Items from an interface collection:

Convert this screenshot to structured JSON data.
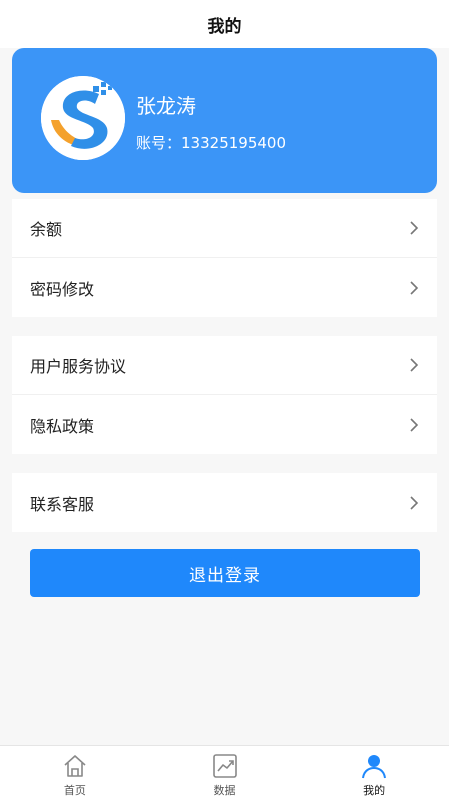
{
  "header": {
    "title": "我的"
  },
  "profile": {
    "name": "张龙涛",
    "account_label": "账号：",
    "account_number": "13325195400"
  },
  "menu_groups": [
    {
      "items": [
        {
          "label": "余额"
        },
        {
          "label": "密码修改"
        }
      ]
    },
    {
      "items": [
        {
          "label": "用户服务协议"
        },
        {
          "label": "隐私政策"
        }
      ]
    },
    {
      "items": [
        {
          "label": "联系客服"
        }
      ]
    }
  ],
  "logout_label": "退出登录",
  "tabs": [
    {
      "label": "首页",
      "icon": "home-icon",
      "active": false
    },
    {
      "label": "数据",
      "icon": "chart-icon",
      "active": false
    },
    {
      "label": "我的",
      "icon": "user-icon",
      "active": true
    }
  ],
  "colors": {
    "accent": "#3b95f7",
    "button": "#1f88fb",
    "background": "#f7f7f7"
  }
}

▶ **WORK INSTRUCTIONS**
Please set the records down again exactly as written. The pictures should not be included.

▶ **RESPONSE BOX**
Convert this screenshot to structured JSON data.
{
  "header": {
    "title": "我的"
  },
  "profile": {
    "name": "张龙涛",
    "account_label": "账号：",
    "account_number": "13325195400"
  },
  "menu_groups": [
    {
      "items": [
        {
          "label": "余额"
        },
        {
          "label": "密码修改"
        }
      ]
    },
    {
      "items": [
        {
          "label": "用户服务协议"
        },
        {
          "label": "隐私政策"
        }
      ]
    },
    {
      "items": [
        {
          "label": "联系客服"
        }
      ]
    }
  ],
  "logout_label": "退出登录",
  "tabs": [
    {
      "label": "首页",
      "icon": "home-icon",
      "active": false
    },
    {
      "label": "数据",
      "icon": "chart-icon",
      "active": false
    },
    {
      "label": "我的",
      "icon": "user-icon",
      "active": true
    }
  ],
  "colors": {
    "accent": "#3b95f7",
    "button": "#1f88fb",
    "background": "#f7f7f7"
  }
}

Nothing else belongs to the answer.